Dead Cells has quietly become one of the most complete, exciting and enjoyable Roguevania experiences on the market as it prepares to leave Early Access this week.
In Dead Cells, you play a red-caped prisoner who has been captured in a procedurally generated castle and to escape you must defeat the guardians keeping you there.
The task won’t be easy, though, as you’ll face tough bosses, an ever-changing landscape and the prospect of dying again and again.
Basically, if you were looking for a 2.5D side-scrolling Dark Souls that took much of its inspiration from Castlevania and Rogue Legacy, then Dead Cells should have you salivating.
Die, Learn, Sleep, Repeat
That’ll probably become a familiar mantra when playing Dead Cells. Because you’re going to die a lot. Enemy patterns need to be learned, you’ll switch your weapons up quite regularly, and you might even find yourself in a new area to throw off a solid run.

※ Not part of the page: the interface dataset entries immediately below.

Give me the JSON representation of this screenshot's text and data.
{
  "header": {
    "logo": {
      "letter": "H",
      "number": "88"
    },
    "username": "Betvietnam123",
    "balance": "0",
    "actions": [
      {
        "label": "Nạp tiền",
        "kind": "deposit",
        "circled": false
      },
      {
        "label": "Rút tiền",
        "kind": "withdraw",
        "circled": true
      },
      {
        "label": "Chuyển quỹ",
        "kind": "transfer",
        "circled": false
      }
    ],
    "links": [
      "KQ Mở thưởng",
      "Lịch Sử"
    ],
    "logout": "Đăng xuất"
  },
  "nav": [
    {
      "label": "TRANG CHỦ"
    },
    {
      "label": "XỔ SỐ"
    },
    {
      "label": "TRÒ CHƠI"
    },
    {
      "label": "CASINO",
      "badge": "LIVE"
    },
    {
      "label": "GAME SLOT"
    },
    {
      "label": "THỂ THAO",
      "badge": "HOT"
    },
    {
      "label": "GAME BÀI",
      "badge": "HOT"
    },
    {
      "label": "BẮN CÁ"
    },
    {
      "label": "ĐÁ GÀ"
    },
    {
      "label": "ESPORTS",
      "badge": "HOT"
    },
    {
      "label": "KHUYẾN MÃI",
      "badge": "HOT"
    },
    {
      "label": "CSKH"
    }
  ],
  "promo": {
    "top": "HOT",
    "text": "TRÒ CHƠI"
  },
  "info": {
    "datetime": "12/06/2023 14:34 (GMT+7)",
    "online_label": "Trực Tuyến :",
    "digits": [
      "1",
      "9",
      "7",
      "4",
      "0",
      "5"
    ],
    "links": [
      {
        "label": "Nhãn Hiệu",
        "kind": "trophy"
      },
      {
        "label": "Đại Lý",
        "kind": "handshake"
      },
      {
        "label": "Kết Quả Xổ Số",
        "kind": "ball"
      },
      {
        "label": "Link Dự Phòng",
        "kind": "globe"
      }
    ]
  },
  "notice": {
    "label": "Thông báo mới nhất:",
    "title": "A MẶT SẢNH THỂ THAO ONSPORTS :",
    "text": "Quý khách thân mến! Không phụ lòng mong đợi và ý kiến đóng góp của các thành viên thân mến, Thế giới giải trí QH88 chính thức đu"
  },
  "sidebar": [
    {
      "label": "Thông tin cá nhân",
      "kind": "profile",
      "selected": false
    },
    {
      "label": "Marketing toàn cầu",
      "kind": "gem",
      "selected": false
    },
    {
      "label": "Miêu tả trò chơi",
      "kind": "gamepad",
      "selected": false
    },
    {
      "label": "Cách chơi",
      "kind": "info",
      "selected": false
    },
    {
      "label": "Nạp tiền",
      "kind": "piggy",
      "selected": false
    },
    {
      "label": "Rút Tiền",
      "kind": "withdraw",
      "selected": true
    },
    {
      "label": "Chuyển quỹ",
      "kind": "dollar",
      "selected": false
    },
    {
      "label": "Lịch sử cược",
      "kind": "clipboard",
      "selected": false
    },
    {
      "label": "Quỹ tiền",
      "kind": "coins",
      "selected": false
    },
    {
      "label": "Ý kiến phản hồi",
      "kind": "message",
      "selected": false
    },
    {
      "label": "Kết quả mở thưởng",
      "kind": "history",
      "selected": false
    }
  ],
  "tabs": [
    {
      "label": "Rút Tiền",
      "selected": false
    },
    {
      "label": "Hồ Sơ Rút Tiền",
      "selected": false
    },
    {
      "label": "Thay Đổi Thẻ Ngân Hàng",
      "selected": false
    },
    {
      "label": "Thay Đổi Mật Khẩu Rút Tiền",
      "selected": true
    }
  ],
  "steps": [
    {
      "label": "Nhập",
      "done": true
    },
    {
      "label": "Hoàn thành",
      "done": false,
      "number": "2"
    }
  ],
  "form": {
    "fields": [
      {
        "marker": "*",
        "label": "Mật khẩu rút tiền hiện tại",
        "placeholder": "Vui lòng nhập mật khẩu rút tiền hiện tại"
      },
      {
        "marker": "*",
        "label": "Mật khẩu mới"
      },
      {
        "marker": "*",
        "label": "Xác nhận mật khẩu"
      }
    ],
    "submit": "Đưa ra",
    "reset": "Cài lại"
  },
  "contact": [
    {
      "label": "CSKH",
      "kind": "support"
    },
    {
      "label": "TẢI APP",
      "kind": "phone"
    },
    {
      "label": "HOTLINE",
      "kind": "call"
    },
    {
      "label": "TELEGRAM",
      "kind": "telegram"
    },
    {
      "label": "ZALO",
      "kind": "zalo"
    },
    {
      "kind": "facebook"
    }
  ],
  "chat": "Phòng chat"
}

When you do die, your accomplishments are tracked by an ‘Achievement Hunter’. From him you can learn how many types of enemies you’ve killed, who beat you, what weapons you tend to favour, and the sort of progress you’ve made. In theory though, every time you do die, you’ll learn something different about the way you play and the game as a whole.
I can’t say enough positive things about that. There’s no standard tutorial showing you the ropes or hand-holding to make sure you’re eased in, players are basically chucked in at the deep end and told to swim. There’s not even any real explanation for how you got in prison, or why you keep re-incarnating, but as you explore the castle and unlock secret rooms, you’ll stumble across various clues that tell more of a story.
So Dead Cells is a game about discovery, but it’s also a game where you need to continuously evolve and adapt your tactics in order to stay ahead of the curve. This involves buying new weapons from random vendors, switching it up with others you find on the battlefield, but also with mutators which change some of your core abilities. Like regenerating health whenever you kill an enemy or adding to your overall DPS output.
Equally, there’s no one way to go out and fight your enemies. You’ll always start with a sword, but you’re immediately given the choice of whether you want your offhand to use a bow (highly recommended) or a shield. But as you progress you can grab items like bombs and traps which help give you an edge in combat.
And weapons can also be changed, like swapping out your bow for throwing daggers that cause enemies to hemorrhage or a boot which sends enemies sailing backwards. This also works on the doors to create a really cool, satisfying aesthetic.
Another important thing to note is that when you kill enemies they drop a ‘dead cell’ which can later be converted into permanent upgrades for you and your weapons. However, if you die at any point, you’ll lose all the cells ala Dark Souls. But unlike Dark Souls, there’s no way to get them back because the castle is procedurally generated and constantly changing. Eek!
You have to reach the forge area where you can then spend the cells. Any upgrades you make there are permanent, so, for instance, you could upgrade the capacity of your coin purse or start with a random weapon for each run. New features are added all the time, so you’ll always find something to suit your playthrough.
But despite the frustrating death and destruction, somehow, Dead Cells manages to keep you playing. You could have been running for a full 45 minutes only to die, but rather than crunch the pad up with your bare hands, you’ll actually feel more inclined to play again and try to better yourself.
True, there’s no checkpoints in Dead Cells so each move must be made carefully and obviously when you die all the weapons are lost. You will learn quickly which weapons work best against which enemy and also when to roll and dodge / stay and fight. Memorising tactics is essential to your overall progress and in that regard, Motion Twin have perfected the formula masterfully.
And beating bosses also provides you with new abilities which can be used to further your progress, like a vine-creating mutator which enables you to climb to previously unreachable platforms. Then there are timed doors which can only be bypassed before you reach a certain time on the clock. These often give you hidden treasures and better weapons, so are well worth seeking out.
Call it a Rogue-Like, Souls-Lite, Roguevania, whatever you deem appropriate, but Dead Cells so often shows it has its own unique identity. The environments are varied and stunning, the narrative direction is haunting and intriguing, the combat is satisfying and dynamic, and it all comes together to create something truly special.
There are some frame-rate issues in the build we played on PS4, most noticeably when you’re fighting swooping bats on the ramparts and in some heavy action sequences. In a twitchy game like Dead Cells, that can be crucial as every second and button press is important to your overall survival. It was never gamebreaking or serious, but enough that it became noticeable and caused us a few small problems.
I’m absolutely hooked on Dead Cells, I often think about what strategies I want to try, which combination of weapons will give me the best chance of survival, and how to get from point A to point B.
Without doubt, Dead Cells is one of the best games in its genre but also one of the best this year. But it’s also a game Motion Twin have committed to supporting indefinitely with a massive post-launch update already being teased. It’s one we’re going to keep going back to whether we’re playing it for review or dabbling to make a bit of extra progress.
Considering it just released on every major format, there’s absolutely no reason not to pick it up. Dead Cells is essential.
+ Smart, well tuned combat that always seems fair and balanced
+ A constantly shifting environment which ensures each playthrough stays fresh
+ Customise a build that works for you while learning what works in the game
+ Stunning aesthetic
+ It’s always good for ‘One More Go’
– Frame Rate stuttery on PS4 version
– Difficulty curve won’t be for everyone
9.5 out of 10
Tested on PS4
Code provided by the publisher